I spent last weekend in Tokyo’s Setagaya ward and the Shimokitazawa district to enjoy and take part in the grand Kitazawahachiman Matsuri, an autumn festival for all the neighborhoods in the parish. One of the highlights of the festival is always the moment when all the neighborhood omikoshi (portable shrines carrying the kami, or god-spirit), gather at the shrine to pay their respects. One neighborhood fields two different omikoshi, one regular for the neighborhood and one unusual Onnamikoshi, or an omikoshi only for women! For natural reasons these are very popular but few neighborhoods have the resources to field two omikoshi, so they either limit the regular omikoshi to men or mix it up both for men and women. Carrying an omikoshi is definitively a team effort, but the things that make some members of the team strong independently makes them weaker in the team, and the omikoshi often serves as a subtle reminder of this.
The Kitazawahachimangu (北澤八幡宮) is located on the top of a hill and the omikoshi has to be carried up some quite steep stairs. Usually the neighborhoods have one or more (sometimes dozens) of lantern carriers, usually the young women of the neighborhood, after which comes the omikoshi directed by the more experienced members of the group using fans and whistles to signal both visually and audibly to the people carrying the omikoshi. It is impossible for any one single person to direct the omikoshi and sometimes they get stuck, move in the wrong direction or lurch dangerously to the side despite the best effort or dozens of team members. It is a remarkable thing to watch!
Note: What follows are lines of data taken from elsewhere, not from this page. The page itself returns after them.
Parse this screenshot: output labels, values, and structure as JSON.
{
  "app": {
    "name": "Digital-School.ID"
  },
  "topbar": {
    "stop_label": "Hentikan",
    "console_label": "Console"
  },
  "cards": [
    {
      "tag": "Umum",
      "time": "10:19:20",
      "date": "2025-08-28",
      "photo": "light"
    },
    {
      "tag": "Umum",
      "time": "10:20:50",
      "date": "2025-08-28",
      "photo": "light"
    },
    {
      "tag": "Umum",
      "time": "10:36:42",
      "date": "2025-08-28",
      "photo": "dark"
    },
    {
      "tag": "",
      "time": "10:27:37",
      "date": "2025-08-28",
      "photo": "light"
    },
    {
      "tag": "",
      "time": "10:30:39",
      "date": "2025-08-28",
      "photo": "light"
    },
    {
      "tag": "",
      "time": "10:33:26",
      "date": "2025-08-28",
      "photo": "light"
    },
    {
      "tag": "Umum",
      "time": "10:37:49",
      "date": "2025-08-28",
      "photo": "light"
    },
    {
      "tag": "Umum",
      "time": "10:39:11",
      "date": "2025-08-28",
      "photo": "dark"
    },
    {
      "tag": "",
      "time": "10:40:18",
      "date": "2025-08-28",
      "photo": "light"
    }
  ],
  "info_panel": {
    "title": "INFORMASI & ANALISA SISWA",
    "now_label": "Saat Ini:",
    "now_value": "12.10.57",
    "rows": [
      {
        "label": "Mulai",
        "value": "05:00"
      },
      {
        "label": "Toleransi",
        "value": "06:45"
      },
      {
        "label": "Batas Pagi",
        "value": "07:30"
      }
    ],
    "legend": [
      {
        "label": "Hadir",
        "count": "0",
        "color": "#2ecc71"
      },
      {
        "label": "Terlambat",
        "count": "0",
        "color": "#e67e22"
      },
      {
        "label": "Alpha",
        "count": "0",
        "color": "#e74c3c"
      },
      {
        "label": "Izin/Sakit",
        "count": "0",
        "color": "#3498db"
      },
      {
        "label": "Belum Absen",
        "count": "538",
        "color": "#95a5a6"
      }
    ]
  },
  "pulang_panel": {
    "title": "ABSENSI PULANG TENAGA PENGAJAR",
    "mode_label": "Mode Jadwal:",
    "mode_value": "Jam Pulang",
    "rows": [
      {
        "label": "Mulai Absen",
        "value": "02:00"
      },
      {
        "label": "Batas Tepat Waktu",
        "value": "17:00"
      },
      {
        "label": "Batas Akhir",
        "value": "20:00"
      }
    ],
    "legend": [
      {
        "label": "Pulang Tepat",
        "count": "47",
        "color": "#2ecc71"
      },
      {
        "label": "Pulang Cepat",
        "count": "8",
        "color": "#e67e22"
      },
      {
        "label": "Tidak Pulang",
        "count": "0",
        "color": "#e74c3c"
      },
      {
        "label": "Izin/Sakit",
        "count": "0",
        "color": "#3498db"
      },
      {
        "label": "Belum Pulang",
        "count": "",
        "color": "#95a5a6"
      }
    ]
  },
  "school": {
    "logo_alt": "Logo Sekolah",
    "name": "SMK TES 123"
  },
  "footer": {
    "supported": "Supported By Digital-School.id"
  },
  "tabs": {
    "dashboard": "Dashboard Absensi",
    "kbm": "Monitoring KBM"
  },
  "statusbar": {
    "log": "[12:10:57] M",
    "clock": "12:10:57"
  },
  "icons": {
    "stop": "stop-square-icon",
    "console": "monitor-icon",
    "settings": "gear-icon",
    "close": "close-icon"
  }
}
Other shrines or festivals that are famous for having at least one onnamikoshi are the Yasukuni shrine and the Sanja Matsuri in Asakusa. More photos from this fantastic festival to come!
If you are in Tokyo today you can do worse that to visit one of the three festivals in either Kiba, Jiyugaoka or this one, in Shimokitazawa’s Kitazawa Hachimangu Grand Shrine. Yesterday was the opening, with religious ceremonies and plenty of performances of traditional (and some not so traditional) arts and dances at the shrine’s Kagura, or “holy stage”. We luckily dodged the rain that plagued last year’s festival and hopefully we’ll be as lucky today as well! The festival continues tonight with omikoshi, lots more people and lots more performances!
There were many visitors dressed in Yukata, the traditional summer dress here in Japan, and one of them even had the cutest uchiwa I have ever seen, like a little cat.
This weekend it the big weekend of the year for the lovely Kitazawa Hachimangu in Tokyo’s Setagaya Ward. Two full days of omikoshi, festival food, lots of people and great traditional performances. Last year saw lots of rain but there were a few moments when the skies let up and the omikoshi, the portable shrines could do the traditional runs up and down the steep stairs in front of the shrine. These omikoshi are quite heavy and there is really no safe way to control them once they get started so it is usually best to stay well clear of them, as one of the members found out when he was getting to close to the railings and had to escape. Luckily no one was injured last year and I hope this year’s festival will be safe and fun! Here’s some of my photos from last year! Enjoy!
The grand festival at the Kitazawa Hachimangu near Tokyo’s Shimokitazawa district is one of my favorites of the “larger” smaller festivals. There are so many things to see and lots of performances and some very very dedicated local people taking part in the festival. I took these photos in black and white at last year’s festival. This year’s festival is coming up in September!